→ Material supplied:
---------------
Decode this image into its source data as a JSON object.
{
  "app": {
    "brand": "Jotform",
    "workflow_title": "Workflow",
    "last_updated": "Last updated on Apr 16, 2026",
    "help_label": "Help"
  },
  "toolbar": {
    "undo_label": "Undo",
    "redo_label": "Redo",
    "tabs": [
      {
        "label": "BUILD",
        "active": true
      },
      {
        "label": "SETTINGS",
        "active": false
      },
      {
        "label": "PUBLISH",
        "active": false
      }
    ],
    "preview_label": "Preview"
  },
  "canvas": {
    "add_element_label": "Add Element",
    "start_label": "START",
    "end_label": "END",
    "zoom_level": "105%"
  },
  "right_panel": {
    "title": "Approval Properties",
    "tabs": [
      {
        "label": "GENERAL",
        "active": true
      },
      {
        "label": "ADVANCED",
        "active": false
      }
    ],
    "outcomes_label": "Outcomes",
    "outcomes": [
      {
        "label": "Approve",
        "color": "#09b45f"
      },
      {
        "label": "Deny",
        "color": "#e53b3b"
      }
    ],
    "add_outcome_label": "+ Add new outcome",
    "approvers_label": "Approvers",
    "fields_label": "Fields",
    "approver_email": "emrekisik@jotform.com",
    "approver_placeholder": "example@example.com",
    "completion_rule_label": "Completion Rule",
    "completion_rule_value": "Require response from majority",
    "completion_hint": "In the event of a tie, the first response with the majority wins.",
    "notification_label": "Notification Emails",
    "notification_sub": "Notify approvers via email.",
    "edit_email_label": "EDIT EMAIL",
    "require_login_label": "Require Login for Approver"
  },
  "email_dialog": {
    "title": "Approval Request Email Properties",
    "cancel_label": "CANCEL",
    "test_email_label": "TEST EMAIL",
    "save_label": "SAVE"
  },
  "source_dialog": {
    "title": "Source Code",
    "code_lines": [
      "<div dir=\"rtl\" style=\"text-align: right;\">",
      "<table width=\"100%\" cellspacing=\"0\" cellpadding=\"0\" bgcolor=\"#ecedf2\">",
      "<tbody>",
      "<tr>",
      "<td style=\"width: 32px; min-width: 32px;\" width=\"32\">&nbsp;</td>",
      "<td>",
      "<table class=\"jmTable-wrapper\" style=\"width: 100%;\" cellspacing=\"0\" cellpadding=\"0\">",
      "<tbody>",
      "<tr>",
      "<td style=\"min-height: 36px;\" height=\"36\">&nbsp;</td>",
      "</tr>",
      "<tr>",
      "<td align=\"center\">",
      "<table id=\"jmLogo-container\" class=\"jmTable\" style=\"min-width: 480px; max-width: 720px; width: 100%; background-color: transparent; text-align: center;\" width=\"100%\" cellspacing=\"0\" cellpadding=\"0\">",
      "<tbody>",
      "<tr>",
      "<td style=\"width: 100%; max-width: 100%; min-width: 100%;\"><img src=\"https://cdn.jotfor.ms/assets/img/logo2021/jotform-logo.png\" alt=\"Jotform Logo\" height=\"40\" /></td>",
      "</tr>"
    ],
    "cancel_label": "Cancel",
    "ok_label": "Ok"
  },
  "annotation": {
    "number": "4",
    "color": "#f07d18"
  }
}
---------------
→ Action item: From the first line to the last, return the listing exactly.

→ Solution for this exercise:
Decode this image into its source data as a JSON object.
{
  "app": {
    "brand": "Jotform",
    "workflow_title": "Workflow",
    "last_updated": "Last updated on Apr 16, 2026",
    "help_label": "Help"
  },
  "toolbar": {
    "undo_label": "Undo",
    "redo_label": "Redo",
    "tabs": [
      {
        "label": "BUILD",
        "active": true
      },
      {
        "label": "SETTINGS",
        "active": false
      },
      {
        "label": "PUBLISH",
        "active": false
      }
    ],
    "preview_label": "Preview"
  },
  "canvas": {
    "add_element_label": "Add Element",
    "start_label": "START",
    "end_label": "END",
    "zoom_level": "105%"
  },
  "right_panel": {
    "title": "Approval Properties",
    "tabs": [
      {
        "label": "GENERAL",
        "active": true
      },
      {
        "label": "ADVANCED",
        "active": false
      }
    ],
    "outcomes_label": "Outcomes",
    "outcomes": [
      {
        "label": "Approve",
        "color": "#09b45f"
      },
      {
        "label": "Deny",
        "color": "#e53b3b"
      }
    ],
    "add_outcome_label": "+ Add new outcome",
    "approvers_label": "Approvers",
    "fields_label": "Fields",
    "approver_email": "emrekisik@jotform.com",
    "approver_placeholder": "example@example.com",
    "completion_rule_label": "Completion Rule",
    "completion_rule_value": "Require response from majority",
    "completion_hint": "In the event of a tie, the first response with the majority wins.",
    "notification_label": "Notification Emails",
    "notification_sub": "Notify approvers via email.",
    "edit_email_label": "EDIT EMAIL",
    "require_login_label": "Require Login for Approver"
  },
  "email_dialog": {
    "title": "Approval Request Email Properties",
    "cancel_label": "CANCEL",
    "test_email_label": "TEST EMAIL",
    "save_label": "SAVE"
  },
  "source_dialog": {
    "title": "Source Code",
    "code_lines": [
      "<div dir=\"rtl\" style=\"text-align: right;\">",
      "<table width=\"100%\" cellspacing=\"0\" cellpadding=\"0\" bgcolor=\"#ecedf2\">",
      "<tbody>",
      "<tr>",
      "<td style=\"width: 32px; min-width: 32px;\" width=\"32\">&nbsp;</td>",
      "<td>",
      "<table class=\"jmTable-wrapper\" style=\"width: 100%;\" cellspacing=\"0\" cellpadding=\"0\">",
      "<tbody>",
      "<tr>",
      "<td style=\"min-height: 36px;\" height=\"36\">&nbsp;</td>",
      "</tr>",
      "<tr>",
      "<td align=\"center\">",
      "<table id=\"jmLogo-container\" class=\"jmTable\" style=\"min-width: 480px; max-width: 720px; width: 100%; background-color: transparent; text-align: center;\" width=\"100%\" cellspacing=\"0\" cellpadding=\"0\">",
      "<tbody>",
      "<tr>",
      "<td style=\"width: 100%; max-width: 100%; min-width: 100%;\"><img src=\"https://cdn.jotfor.ms/assets/img/logo2021/jotform-logo.png\" alt=\"Jotform Logo\" height=\"40\" /></td>",
      "</tr>"
    ],
    "cancel_label": "Cancel",
    "ok_label": "Ok"
  },
  "annotation": {
    "number": "4",
    "color": "#f07d18"
  }
}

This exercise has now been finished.